I don’t have much to say about the newly-released Mitchell Report. It’s an illegitimate waste of government time in pursuit of a political quest for ever-expanding power. Not interested. As I wrote when Rep. Tom Davis first brought this nonsense into the federal sphere:
When Rep. Davis called the inquiry into steroids in Major League Baseball, how was that not a conspiracy to seize power? It may have involved one sport industry, but Rep. Davis seemed to enjoy threatening MLB with greater congressional control if it didn’t implement a policy banning a drug that’s already illegal. I don’t think any major sport in America explicitly bans its players from money laundering, drunk driving, murder or income tax evasion, yet we never have hearings about those, even though players have been involved in all of those offenses.
My stance is unchanged. And my basic understanding of liberty requires that steroids be decriminalized.
As for the situation at hand, Major League Baseball would ban steroids in my ideal world. As a group of consenting individuals, it would be free to do so. It would level the playing field to talent alone, which is what I want to see as a fan.
Of course, it would be free to ignore my preference, too, which it clearly did throughout the latter part of the ’90s. John Cole expresses my sentiments on the shock at the report’s finding:
Imagine if, in ten years, the GOP and the media decide to get outraged about intelligence being finessed before the Iraq war, they launch an investigation, and then get shocked when they see what they find. That is the level of stupid this baseball steroid report is right now.
Naturally that doesn’t preclude politicians from going to the for the children defense of our collective outrage:

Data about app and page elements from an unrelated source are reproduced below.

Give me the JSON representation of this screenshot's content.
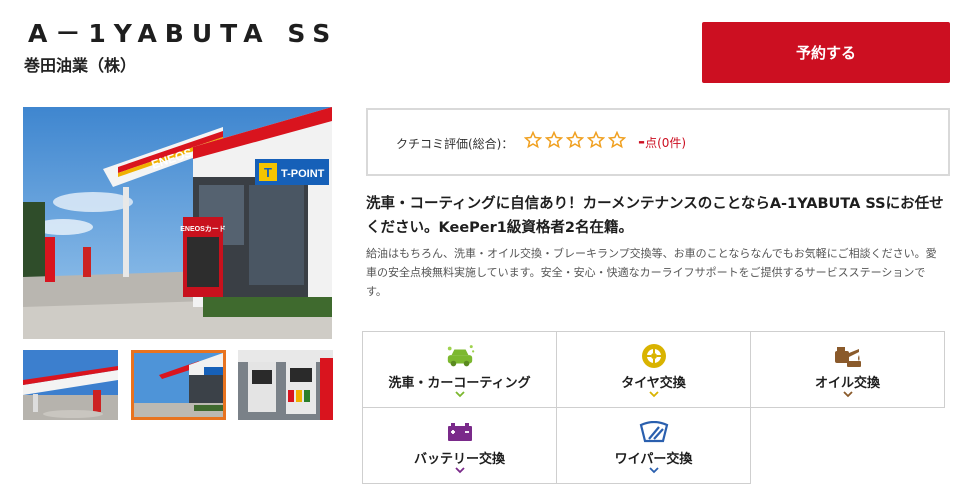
{
  "header": {
    "title": "A－1YABUTA SS",
    "subtitle": "巻田油業（株）",
    "reserve_label": "予約する"
  },
  "photos": {
    "main_signs": {
      "brand": "ENEOS",
      "card": "ENEOSカード",
      "tpoint": "T-POINT",
      "tpoint_letter": "T"
    },
    "thumb_count": 3,
    "selected_thumb": 2
  },
  "review": {
    "label": "クチコミ評価(総合)：",
    "stars_filled": 0,
    "stars_total": 5,
    "score_dash": "-",
    "score_suffix": "点(0件)"
  },
  "headline": "洗車・コーティングに自信あり！カーメンテナンスのことならA-1YABUTA SSにお任せください。KeePer1級資格者2名在籍。",
  "description": "給油はもちろん、洗車・オイル交換・ブレーキランプ交換等、お車のことならなんでもお気軽にご相談ください。愛車の安全点検無料実施しています。安全・安心・快適なカーライフサポートをご提供するサービスステーションです。",
  "services": [
    {
      "label": "洗車・カーコーティング",
      "icon": "car-wash-icon",
      "color": "#7cb82f"
    },
    {
      "label": "タイヤ交換",
      "icon": "tire-icon",
      "color": "#d9b300"
    },
    {
      "label": "オイル交換",
      "icon": "oil-can-icon",
      "color": "#8a5a2b"
    },
    {
      "label": "バッテリー交換",
      "icon": "battery-icon",
      "color": "#7a2a8a"
    },
    {
      "label": "ワイパー交換",
      "icon": "wiper-icon",
      "color": "#2a5fae"
    }
  ],
  "colors": {
    "accent": "#cc0f21",
    "star": "#f0a020",
    "thumb_selected": "#e8731f"
  }
}
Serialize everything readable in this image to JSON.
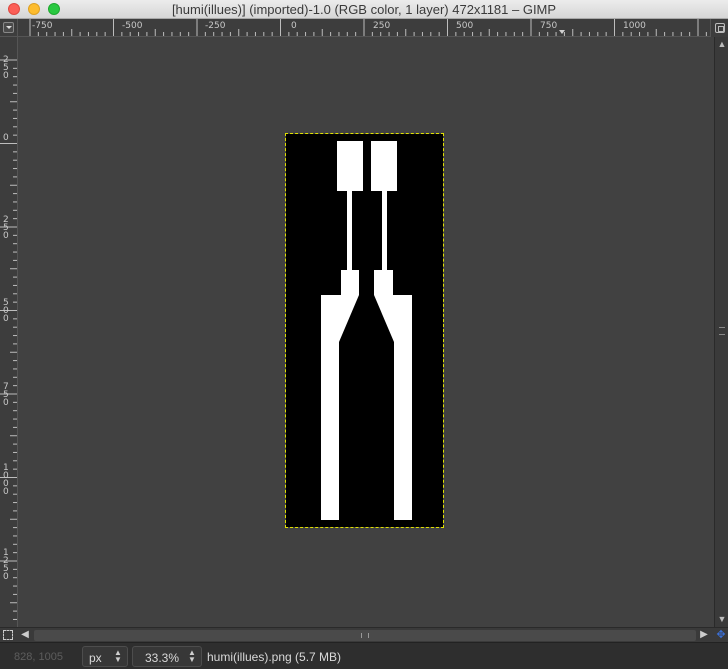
{
  "window": {
    "title": "[humi(illues)] (imported)-1.0 (RGB color, 1 layer) 472x1181 – GIMP"
  },
  "rulers": {
    "horizontal_labels": [
      "-750",
      "-500",
      "-250",
      "0",
      "250",
      "500",
      "750",
      "1000"
    ],
    "vertical_labels": [
      "2\n5\n0",
      "0",
      "2\n5\n0",
      "5\n0\n0",
      "7\n5\n0",
      "1\n0\n0\n0",
      "1\n2\n5\n0"
    ]
  },
  "canvas": {
    "image_background": "#000000",
    "canvas_background": "#414141",
    "selection_color": "#e0e000",
    "shape_color": "#ffffff"
  },
  "statusbar": {
    "coordinates": "828, 1005",
    "unit": "px",
    "zoom": "33.3%",
    "message": "humi(illues).png (5.7 MB)"
  },
  "icons": {
    "corner": "menu-triangle-icon",
    "navigate": "navigate-icon",
    "quick_mask": "quick-mask-icon",
    "zoom_spinner": "spinner-icon"
  }
}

Recalling that he had raised the steroids issue in a State of the Union speech a couple of years ago, Bush said he did so “because I understand the impact that professional athletes can have on our nation’s youth.” He urged athletes “to understand that when they violate their bodies, they’re sending a terrible signal to America’s young.”
When we force our subjective opinions onto the actions of others, it sends a terrible signal to America’s young that it’s okay to be meddlesome moralists opposed to the liberty of the individual. For the mental development of our youth, I’d say what we’re teaching is far worse than what a handful of athletes are (allegedly) teaching.
Post Script: Russ Roberts sums up the best way to read the names on the list and how detrimental these allegations are (not) to my opinion of the players.